Round Rock Restaurants
There’s no need to drive into Austin for dinner, with all the options now available in Round Rock. One of their most popular restaurants is The Scarlet Rabbit at 410 W. Main Street. This Texas bistro invites diners to “take an immersive trip down a culinary rabbit hole.” Interesting items on the dinner menu included an appetizer of Fried Oyster Nachos ($9) and entrée of Texas Bouillabaisse (Gulf shrimp, oysters, mussels, black drum, and spicy broth, $18).
For breakfast, there’s a branch of Austin favorite Kerbey Lane open for business at 2120 N. Mays Street in Round Rock. The restaurant is open 24 hours, and serves such scrumptious dishes as the Kerbey Scramble (scrambled eggs, home fries, mushroom, tomato, green onion, cheddar jack cheese, two sides for $8.95). Signature omelets like Chicken Verde are only $9.95, and mimosas are just $2. Their giant, fluffy biscuits are probably the most popular side, justifiably so.
I drove a 2017 Toyota Corolla 50th Anniversary Special Edition compact sedan down to Round Rock, averaging almost 35 mpg. With construction on I-35 improving tremendously over the past year, I enjoyed an unusually economical trip. Where driving south of Waco to Salado used to be something of a nightmare, it has become almost routine now. It’s still sad, though, to see how many businesses—like Salado’s beloved Stagecoach Inn—have been hurt by the seemingly endless construction on I-35.
Toyota’s entry level sedan has been around 50 years for a good reason. It’s roomy enough to seat five, but still small enough to fit into even the tightest parking spots. The test model came in a lovely black cherry pearl coat of paint, a special color for the anniversary edition.

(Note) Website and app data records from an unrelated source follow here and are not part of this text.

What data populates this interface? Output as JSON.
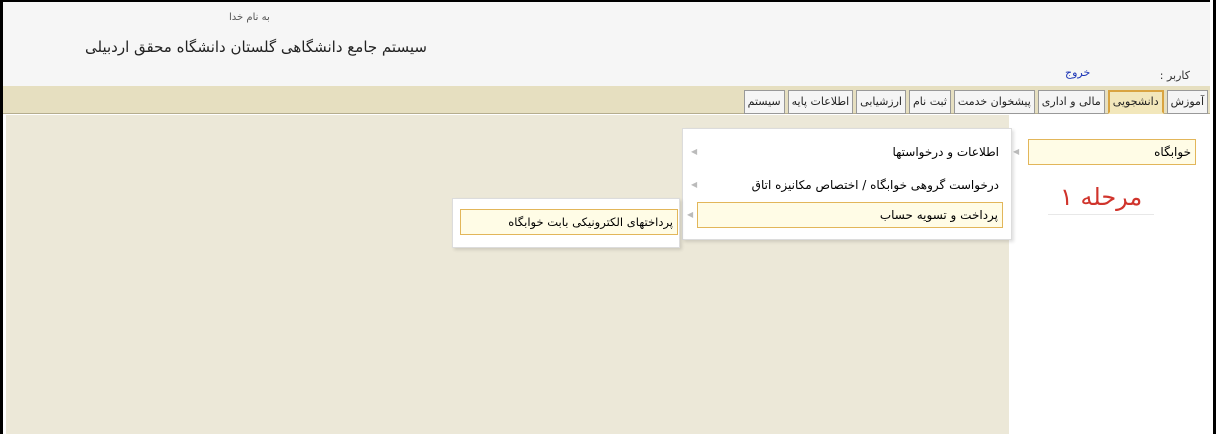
{
  "header": {
    "bismillah": "به نام خدا",
    "system_title": "سیستم جامع دانشگاهی گلستان    دانشگاه محقق اردبیلی",
    "user_label": "کاربر :",
    "logout_label": "خروج"
  },
  "tabs": [
    {
      "label": "آموزش",
      "active": false
    },
    {
      "label": "دانشجویی",
      "active": true
    },
    {
      "label": "مالی و اداری",
      "active": false
    },
    {
      "label": "پیشخوان خدمت",
      "active": false
    },
    {
      "label": "ثبت نام",
      "active": false
    },
    {
      "label": "ارزشیابی",
      "active": false
    },
    {
      "label": "اطلاعات پایه",
      "active": false
    },
    {
      "label": "سیستم",
      "active": false
    }
  ],
  "menu": {
    "level1_item": "خوابگاه",
    "submenu_items": [
      "اطلاعات و درخواستها",
      "درخواست گروهی خوابگاه / اختصاص مکانیزه اتاق",
      "پرداخت و تسویه حساب"
    ],
    "level3_item": "پرداختهای الکترونیکی بابت خوابگاه"
  },
  "annotation": {
    "step_label": "مرحله ۱"
  },
  "colors": {
    "tabbar": "#e6dfc0",
    "content_bg": "#ece8d8",
    "highlight_border": "#e2b65a",
    "highlight_bg": "#fffce6",
    "step_color": "#d0342c",
    "link_color": "#1a33b5"
  }
}
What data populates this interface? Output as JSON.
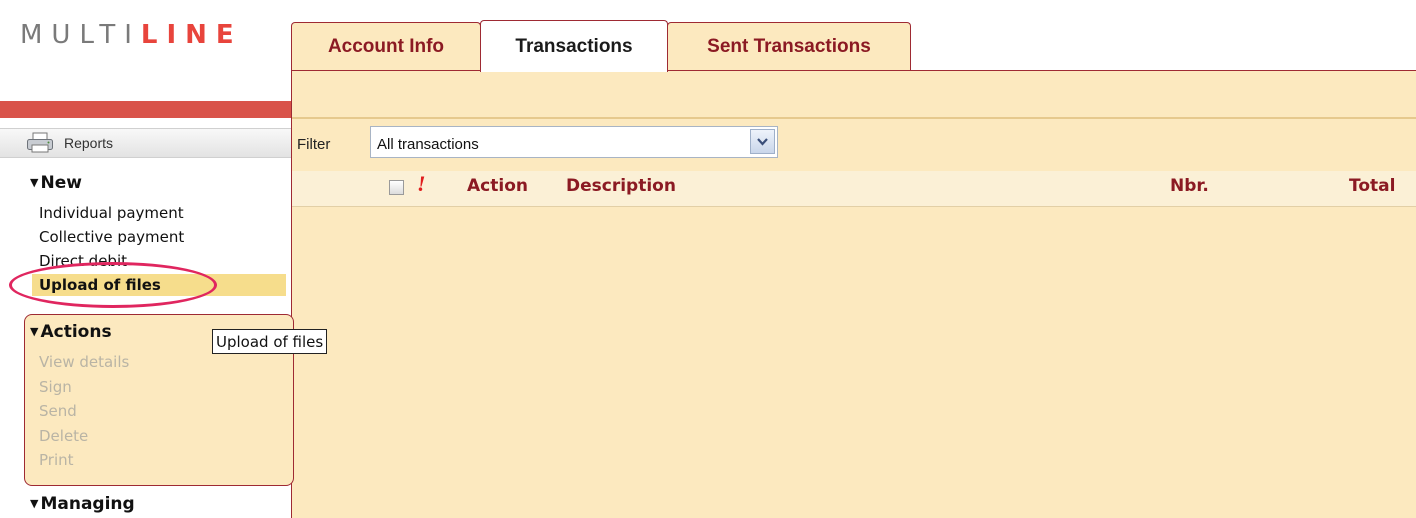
{
  "logo": {
    "part1": "MULTI",
    "part2": "LINE"
  },
  "tabs": [
    {
      "label": "Account Info"
    },
    {
      "label": "Transactions",
      "active": true
    },
    {
      "label": "Sent Transactions"
    }
  ],
  "filter": {
    "label": "Filter",
    "value": "All transactions"
  },
  "table": {
    "columns": [
      "",
      "!",
      "Action",
      "Description",
      "Nbr.",
      "Total"
    ]
  },
  "sidebar": {
    "reports_label": "Reports",
    "new": {
      "title": "New",
      "items": [
        "Individual payment",
        "Collective payment",
        "Direct debit",
        "Upload of files"
      ]
    },
    "actions": {
      "title": "Actions",
      "items": [
        "View details",
        "Sign",
        "Send",
        "Delete",
        "Print"
      ]
    },
    "managing": {
      "title": "Managing"
    }
  },
  "tooltip": {
    "text": "Upload of files"
  },
  "colors": {
    "accent": "#8b1a23",
    "panel": "#fce9bf",
    "highlight": "#f6dd8c",
    "annotation_circle": "#e0265f"
  }
}
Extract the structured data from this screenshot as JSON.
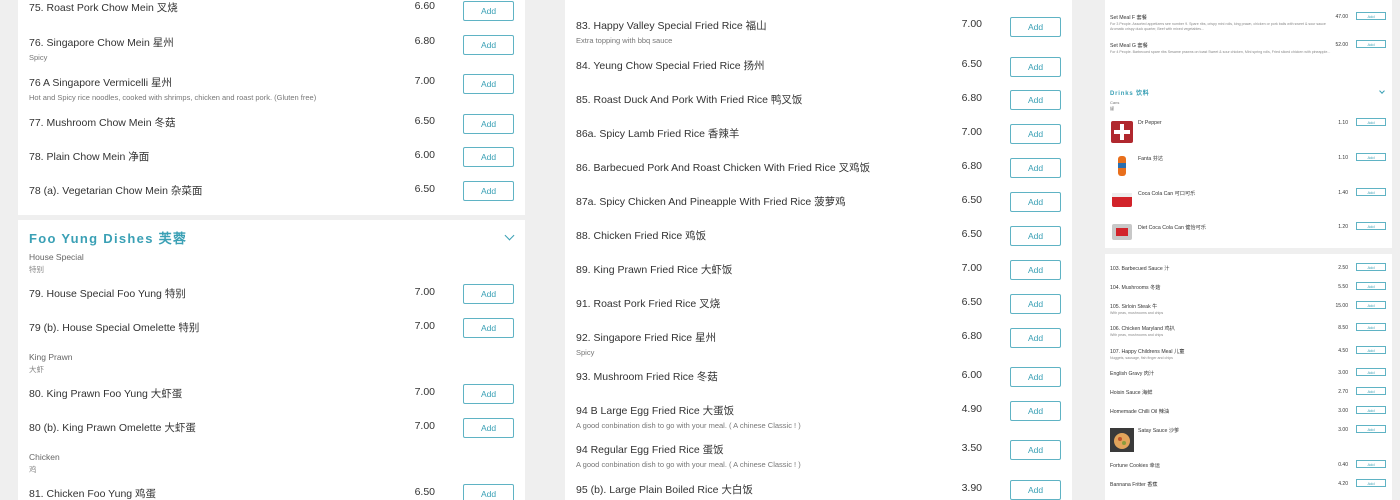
{
  "left_top": {
    "items": [
      {
        "name": "75. Roast Pork Chow Mein 叉烧",
        "desc": "",
        "price": "6.60",
        "add": "Add"
      },
      {
        "name": "76. Singapore Chow Mein 星州",
        "desc": "Spicy",
        "price": "6.80",
        "add": "Add"
      },
      {
        "name": "76 A Singapore Vermicelli 星州",
        "desc": "Hot and Spicy rice noodles, cooked with shrimps, chicken and roast pork. (Gluten free)",
        "price": "7.00",
        "add": "Add"
      },
      {
        "name": "77. Mushroom Chow Mein 冬菇",
        "desc": "",
        "price": "6.50",
        "add": "Add"
      },
      {
        "name": "78. Plain Chow Mein 净面",
        "desc": "",
        "price": "6.00",
        "add": "Add"
      },
      {
        "name": "78 (a). Vegetarian Chow Mein 杂菜面",
        "desc": "",
        "price": "6.50",
        "add": "Add"
      }
    ]
  },
  "foo_yung": {
    "title": "Foo Yung Dishes 芙蓉",
    "groups": [
      {
        "label": "House Special",
        "sub": "特别"
      },
      {
        "label": "King Prawn",
        "sub": "大虾"
      },
      {
        "label": "Chicken",
        "sub": "鸡"
      }
    ],
    "items": [
      {
        "name": "79. House Special Foo Yung 特别",
        "price": "7.00",
        "add": "Add"
      },
      {
        "name": "79 (b). House Special Omelette 特别",
        "price": "7.00",
        "add": "Add"
      },
      {
        "name": "80. King Prawn Foo Yung 大虾蛋",
        "price": "7.00",
        "add": "Add"
      },
      {
        "name": "80 (b). King Prawn Omelette 大虾蛋",
        "price": "7.00",
        "add": "Add"
      },
      {
        "name": "81. Chicken Foo Yung 鸡蛋",
        "price": "6.50",
        "add": "Add"
      }
    ]
  },
  "rice": {
    "items": [
      {
        "name": "83. Happy Valley Special Fried Rice 福山",
        "desc": "Extra topping with bbq sauce",
        "price": "7.00",
        "add": "Add"
      },
      {
        "name": "84. Yeung Chow Special Fried Rice 扬州",
        "desc": "",
        "price": "6.50",
        "add": "Add"
      },
      {
        "name": "85. Roast Duck And Pork With Fried Rice 鸭叉饭",
        "desc": "",
        "price": "6.80",
        "add": "Add"
      },
      {
        "name": "86a. Spicy Lamb Fried Rice 香辣羊",
        "desc": "",
        "price": "7.00",
        "add": "Add"
      },
      {
        "name": "86. Barbecued Pork And Roast Chicken With Fried Rice 叉鸡饭",
        "desc": "",
        "price": "6.80",
        "add": "Add"
      },
      {
        "name": "87a. Spicy Chicken And Pineapple With Fried Rice 菠萝鸡",
        "desc": "",
        "price": "6.50",
        "add": "Add"
      },
      {
        "name": "88. Chicken Fried Rice 鸡饭",
        "desc": "",
        "price": "6.50",
        "add": "Add"
      },
      {
        "name": "89. King Prawn Fried Rice 大虾饭",
        "desc": "",
        "price": "7.00",
        "add": "Add"
      },
      {
        "name": "91. Roast Pork Fried Rice 叉烧",
        "desc": "",
        "price": "6.50",
        "add": "Add"
      },
      {
        "name": "92. Singapore Fried Rice 星州",
        "desc": "Spicy",
        "price": "6.80",
        "add": "Add"
      },
      {
        "name": "93. Mushroom Fried Rice 冬菇",
        "desc": "",
        "price": "6.00",
        "add": "Add"
      },
      {
        "name": "94 B Large Egg Fried Rice 大蛋饭",
        "desc": "A good conbination dish to go with your meal. ( A chinese Classic ! )",
        "price": "4.90",
        "add": "Add"
      },
      {
        "name": "94 Regular Egg Fried Rice 蛋饭",
        "desc": "A good conbination dish to go with your meal. ( A chinese Classic ! )",
        "price": "3.50",
        "add": "Add"
      },
      {
        "name": "95 (b). Large Plain Boiled Rice 大白饭",
        "desc": "",
        "price": "3.90",
        "add": "Add"
      }
    ]
  },
  "right_top": {
    "set_meals": [
      {
        "name": "Set Meal F 套餐",
        "desc": "For 3 People. Assorted appetizers see number 9. Spare ribs, crispy mini rolls, king prawn, chicken or pork balls with sweet & sour sauce Aromatic crispy duck quarter, Beef with mixed vegetables...",
        "price": "47.00",
        "add": "Add"
      },
      {
        "name": "Set Meal G 套餐",
        "desc": "For 4 People. Barbecued spare ribs Sesame prawns on toast Sweet & sour chicken, Mini spring rolls, Fried sliced chicken with pineapple...",
        "price": "52.00",
        "add": "Add"
      }
    ],
    "drinks_title": "Drinks 饮料",
    "drinks_cat": "Cans",
    "drinks_cat_sub": "罐",
    "drinks": [
      {
        "name": "Dr Pepper",
        "price": "1.10",
        "add": "Add",
        "color": "#b0282e"
      },
      {
        "name": "Fanta 芬达",
        "price": "1.10",
        "add": "Add",
        "color": "#e86f1c"
      },
      {
        "name": "Coca Cola Can 可口可乐",
        "price": "1.40",
        "add": "Add",
        "color": "#d2232a"
      },
      {
        "name": "Diet Coca Cola Can 健怡可乐",
        "price": "1.20",
        "add": "Add",
        "color": "#b9b9b9"
      }
    ]
  },
  "right_bottom": {
    "items": [
      {
        "name": "103. Barbecued Sauce 汁",
        "desc": "",
        "price": "2.50",
        "add": "Add"
      },
      {
        "name": "104. Mushrooms 冬菇",
        "desc": "",
        "price": "5.50",
        "add": "Add"
      },
      {
        "name": "105. Sirloin Steak 牛",
        "desc": "With peas, mushrooms and chips",
        "price": "15.00",
        "add": "Add"
      },
      {
        "name": "106. Chicken Maryland 鸡扒",
        "desc": "With peas, mushrooms and chips",
        "price": "8.50",
        "add": "Add"
      },
      {
        "name": "107. Happy Childrens Meal 儿童",
        "desc": "Nuggets, sausage, fish finger and chips",
        "price": "4.50",
        "add": "Add"
      },
      {
        "name": "English Gravy 肉汁",
        "desc": "",
        "price": "3.00",
        "add": "Add"
      },
      {
        "name": "Hoisin Sauce 海鲜",
        "desc": "",
        "price": "2.70",
        "add": "Add"
      },
      {
        "name": "Homemade Chilli Oil 辣油",
        "desc": "",
        "price": "3.00",
        "add": "Add"
      },
      {
        "name": "Satay Sauce 沙爹",
        "desc": "",
        "price": "3.00",
        "add": "Add"
      },
      {
        "name": "Fortune Cookies 幸运",
        "desc": "",
        "price": "0.40",
        "add": "Add"
      },
      {
        "name": "Bannana Fritter 香蕉",
        "desc": "",
        "price": "4.20",
        "add": "Add"
      }
    ]
  }
}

There are nine trim levels for the 2017 Toyota Corolla, but the special edition is the top of the line. Only 8,000 of the 50th anniversary special edition models will be sold in the United States. The MSRP for the special edition model is $21,900. With fuel savings of $1,000 over a 5-year period, driving a 50th anniversary Toyota Corolla sounds even better.